[INPUT MATERIAL Boundary: Start]

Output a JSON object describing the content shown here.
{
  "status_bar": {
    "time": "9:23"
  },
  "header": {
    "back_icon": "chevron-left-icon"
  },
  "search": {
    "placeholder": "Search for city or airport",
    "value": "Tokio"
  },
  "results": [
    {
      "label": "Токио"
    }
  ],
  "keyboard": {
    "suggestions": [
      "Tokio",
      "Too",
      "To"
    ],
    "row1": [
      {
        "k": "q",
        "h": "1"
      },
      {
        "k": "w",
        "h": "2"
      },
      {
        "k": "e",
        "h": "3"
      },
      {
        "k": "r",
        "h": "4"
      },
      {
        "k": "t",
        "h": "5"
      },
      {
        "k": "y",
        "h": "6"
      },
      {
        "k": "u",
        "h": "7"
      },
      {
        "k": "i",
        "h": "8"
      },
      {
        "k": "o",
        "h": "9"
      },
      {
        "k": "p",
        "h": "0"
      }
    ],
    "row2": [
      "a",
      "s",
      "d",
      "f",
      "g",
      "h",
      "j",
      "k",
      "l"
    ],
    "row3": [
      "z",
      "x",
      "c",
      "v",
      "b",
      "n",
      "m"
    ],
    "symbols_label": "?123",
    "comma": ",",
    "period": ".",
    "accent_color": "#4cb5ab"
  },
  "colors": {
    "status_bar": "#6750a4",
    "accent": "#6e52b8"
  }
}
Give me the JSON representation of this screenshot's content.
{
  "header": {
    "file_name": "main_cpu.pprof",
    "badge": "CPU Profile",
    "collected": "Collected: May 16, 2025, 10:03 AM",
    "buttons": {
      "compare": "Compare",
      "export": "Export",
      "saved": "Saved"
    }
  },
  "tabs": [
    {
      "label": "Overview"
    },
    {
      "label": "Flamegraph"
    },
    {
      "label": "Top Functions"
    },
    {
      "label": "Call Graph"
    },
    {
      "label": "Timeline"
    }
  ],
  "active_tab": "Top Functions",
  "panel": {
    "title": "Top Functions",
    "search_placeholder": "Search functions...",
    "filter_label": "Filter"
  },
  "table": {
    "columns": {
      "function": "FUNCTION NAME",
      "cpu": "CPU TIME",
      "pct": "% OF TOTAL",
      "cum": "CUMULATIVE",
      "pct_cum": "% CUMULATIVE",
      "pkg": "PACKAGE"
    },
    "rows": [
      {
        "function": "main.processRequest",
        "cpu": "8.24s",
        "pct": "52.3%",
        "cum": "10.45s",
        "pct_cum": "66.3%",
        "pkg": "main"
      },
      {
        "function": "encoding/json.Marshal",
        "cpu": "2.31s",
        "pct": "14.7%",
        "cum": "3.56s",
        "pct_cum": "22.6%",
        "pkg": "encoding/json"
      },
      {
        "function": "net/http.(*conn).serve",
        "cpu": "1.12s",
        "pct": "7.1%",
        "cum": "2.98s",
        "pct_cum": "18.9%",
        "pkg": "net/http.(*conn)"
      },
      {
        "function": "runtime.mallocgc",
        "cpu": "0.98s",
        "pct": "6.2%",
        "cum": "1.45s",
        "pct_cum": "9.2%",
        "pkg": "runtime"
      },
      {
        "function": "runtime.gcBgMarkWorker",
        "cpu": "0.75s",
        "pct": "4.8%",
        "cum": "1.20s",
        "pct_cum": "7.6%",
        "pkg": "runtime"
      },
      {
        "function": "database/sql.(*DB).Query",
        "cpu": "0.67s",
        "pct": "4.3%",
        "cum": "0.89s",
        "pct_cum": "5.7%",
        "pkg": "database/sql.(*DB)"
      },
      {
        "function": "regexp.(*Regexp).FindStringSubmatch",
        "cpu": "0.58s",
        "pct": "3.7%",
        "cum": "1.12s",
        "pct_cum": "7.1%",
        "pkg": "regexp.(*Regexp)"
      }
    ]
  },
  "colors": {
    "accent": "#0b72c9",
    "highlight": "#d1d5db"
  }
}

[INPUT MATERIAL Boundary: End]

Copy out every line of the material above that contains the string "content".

Output a JSON object describing the content shown here.
Give me the JSON representation of this screenshot's content.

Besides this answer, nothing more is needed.